## What this task involves
For the data below, report how many lines contain the string "label" and write nothing more.

──────── Excerpted records

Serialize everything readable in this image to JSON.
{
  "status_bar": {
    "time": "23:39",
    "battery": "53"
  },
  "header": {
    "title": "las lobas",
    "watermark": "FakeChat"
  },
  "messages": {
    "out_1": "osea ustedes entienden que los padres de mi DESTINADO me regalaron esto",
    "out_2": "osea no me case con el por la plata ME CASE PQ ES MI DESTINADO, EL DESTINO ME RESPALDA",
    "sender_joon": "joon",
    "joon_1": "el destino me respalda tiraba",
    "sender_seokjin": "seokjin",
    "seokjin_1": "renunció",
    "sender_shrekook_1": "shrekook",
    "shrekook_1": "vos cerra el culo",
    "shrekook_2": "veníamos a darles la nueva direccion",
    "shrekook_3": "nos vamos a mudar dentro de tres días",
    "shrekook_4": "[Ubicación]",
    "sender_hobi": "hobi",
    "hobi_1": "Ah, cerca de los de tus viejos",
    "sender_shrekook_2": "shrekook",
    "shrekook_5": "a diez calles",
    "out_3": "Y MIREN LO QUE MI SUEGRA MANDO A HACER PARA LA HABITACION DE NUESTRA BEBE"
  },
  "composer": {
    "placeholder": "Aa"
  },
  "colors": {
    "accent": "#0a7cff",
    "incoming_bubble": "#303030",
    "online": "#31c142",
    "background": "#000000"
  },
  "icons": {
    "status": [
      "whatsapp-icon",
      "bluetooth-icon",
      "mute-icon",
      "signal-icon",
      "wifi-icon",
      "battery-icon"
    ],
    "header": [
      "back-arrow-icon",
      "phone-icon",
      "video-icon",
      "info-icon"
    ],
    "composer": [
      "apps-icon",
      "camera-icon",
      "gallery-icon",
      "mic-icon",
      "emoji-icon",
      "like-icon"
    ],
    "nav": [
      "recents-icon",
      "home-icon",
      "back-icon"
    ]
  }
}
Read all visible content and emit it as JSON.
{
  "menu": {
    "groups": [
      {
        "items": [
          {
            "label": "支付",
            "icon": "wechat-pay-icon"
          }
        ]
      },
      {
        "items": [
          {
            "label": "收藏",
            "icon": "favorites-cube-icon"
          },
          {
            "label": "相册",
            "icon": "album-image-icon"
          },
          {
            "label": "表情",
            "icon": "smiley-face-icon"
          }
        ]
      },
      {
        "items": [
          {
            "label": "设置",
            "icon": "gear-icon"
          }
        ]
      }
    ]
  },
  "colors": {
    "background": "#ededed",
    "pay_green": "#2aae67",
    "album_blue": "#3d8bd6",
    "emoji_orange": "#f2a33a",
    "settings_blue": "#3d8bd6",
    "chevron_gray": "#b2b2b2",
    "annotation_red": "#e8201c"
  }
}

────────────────

## Response to the task
5